Interface dataset entries:
......
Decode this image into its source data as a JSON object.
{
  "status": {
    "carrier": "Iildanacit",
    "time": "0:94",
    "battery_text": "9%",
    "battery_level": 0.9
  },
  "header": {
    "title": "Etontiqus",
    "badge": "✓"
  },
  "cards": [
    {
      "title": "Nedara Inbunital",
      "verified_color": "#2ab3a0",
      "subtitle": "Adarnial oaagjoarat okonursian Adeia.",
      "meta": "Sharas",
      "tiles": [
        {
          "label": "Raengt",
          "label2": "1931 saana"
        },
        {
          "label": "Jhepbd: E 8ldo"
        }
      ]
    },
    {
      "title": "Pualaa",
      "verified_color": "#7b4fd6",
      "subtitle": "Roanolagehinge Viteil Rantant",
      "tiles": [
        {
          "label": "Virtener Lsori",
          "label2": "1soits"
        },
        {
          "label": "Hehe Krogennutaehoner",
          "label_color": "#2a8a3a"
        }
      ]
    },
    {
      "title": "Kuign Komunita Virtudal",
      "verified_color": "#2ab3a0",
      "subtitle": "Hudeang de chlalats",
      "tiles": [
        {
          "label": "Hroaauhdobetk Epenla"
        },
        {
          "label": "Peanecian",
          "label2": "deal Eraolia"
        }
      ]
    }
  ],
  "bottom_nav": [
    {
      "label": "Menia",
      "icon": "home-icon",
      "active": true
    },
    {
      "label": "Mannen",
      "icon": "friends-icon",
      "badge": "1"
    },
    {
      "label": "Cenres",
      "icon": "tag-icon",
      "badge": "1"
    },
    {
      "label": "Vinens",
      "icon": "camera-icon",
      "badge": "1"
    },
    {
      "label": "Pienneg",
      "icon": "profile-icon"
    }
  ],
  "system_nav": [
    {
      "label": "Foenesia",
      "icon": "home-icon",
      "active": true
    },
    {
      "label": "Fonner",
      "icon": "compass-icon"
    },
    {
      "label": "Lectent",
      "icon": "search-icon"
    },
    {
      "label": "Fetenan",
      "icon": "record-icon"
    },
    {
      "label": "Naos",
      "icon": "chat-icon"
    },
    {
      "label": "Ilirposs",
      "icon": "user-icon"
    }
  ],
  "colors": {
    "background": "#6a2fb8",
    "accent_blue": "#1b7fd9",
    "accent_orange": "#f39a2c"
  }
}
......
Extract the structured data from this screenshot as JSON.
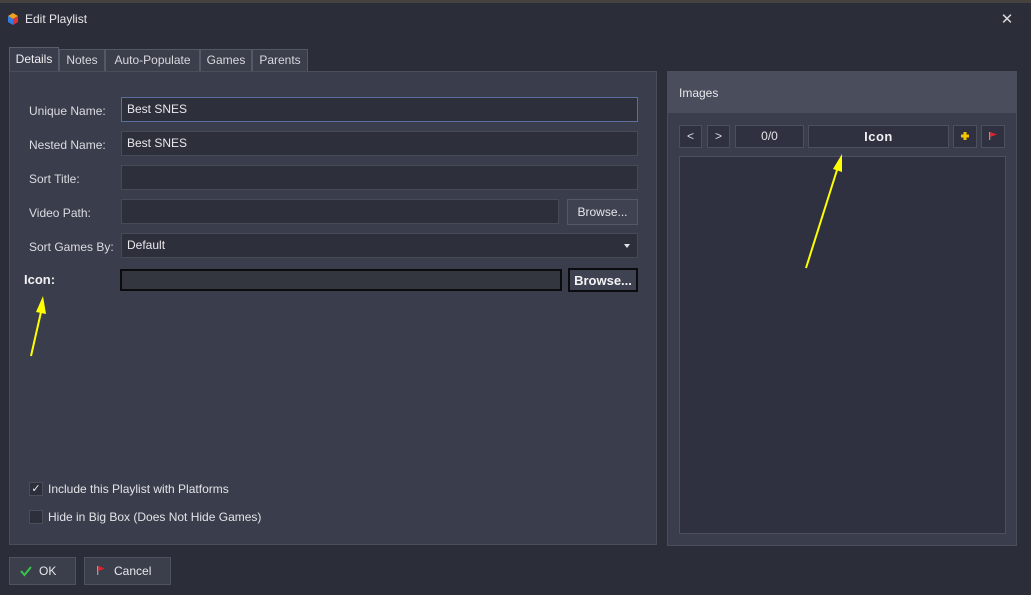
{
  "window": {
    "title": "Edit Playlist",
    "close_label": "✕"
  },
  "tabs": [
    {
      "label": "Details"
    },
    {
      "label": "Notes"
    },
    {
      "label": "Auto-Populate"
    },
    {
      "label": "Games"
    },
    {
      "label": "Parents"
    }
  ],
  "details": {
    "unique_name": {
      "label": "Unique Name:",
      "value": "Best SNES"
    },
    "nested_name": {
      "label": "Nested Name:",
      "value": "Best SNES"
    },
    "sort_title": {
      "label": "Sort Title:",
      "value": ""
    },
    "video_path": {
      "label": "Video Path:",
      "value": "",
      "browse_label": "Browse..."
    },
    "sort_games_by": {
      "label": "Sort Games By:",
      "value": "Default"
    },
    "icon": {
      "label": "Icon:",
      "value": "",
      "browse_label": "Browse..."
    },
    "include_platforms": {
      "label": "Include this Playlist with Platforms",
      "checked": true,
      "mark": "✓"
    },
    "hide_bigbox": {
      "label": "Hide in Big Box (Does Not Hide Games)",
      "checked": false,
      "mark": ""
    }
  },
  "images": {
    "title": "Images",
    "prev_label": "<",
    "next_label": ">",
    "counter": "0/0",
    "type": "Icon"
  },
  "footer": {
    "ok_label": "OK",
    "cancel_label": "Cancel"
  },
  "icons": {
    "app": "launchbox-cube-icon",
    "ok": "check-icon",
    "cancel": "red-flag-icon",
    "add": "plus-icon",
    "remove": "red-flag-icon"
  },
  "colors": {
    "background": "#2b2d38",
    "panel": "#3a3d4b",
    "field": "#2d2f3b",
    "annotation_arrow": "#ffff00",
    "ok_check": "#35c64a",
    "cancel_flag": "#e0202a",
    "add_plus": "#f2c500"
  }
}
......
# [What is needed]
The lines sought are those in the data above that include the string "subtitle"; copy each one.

# [The answer]
      "subtitle": "Adarnial oaagjoarat okonursian Adeia.",
      "subtitle": "Roanolagehinge Viteil Rantant",
      "subtitle": "Hudeang de chlalats",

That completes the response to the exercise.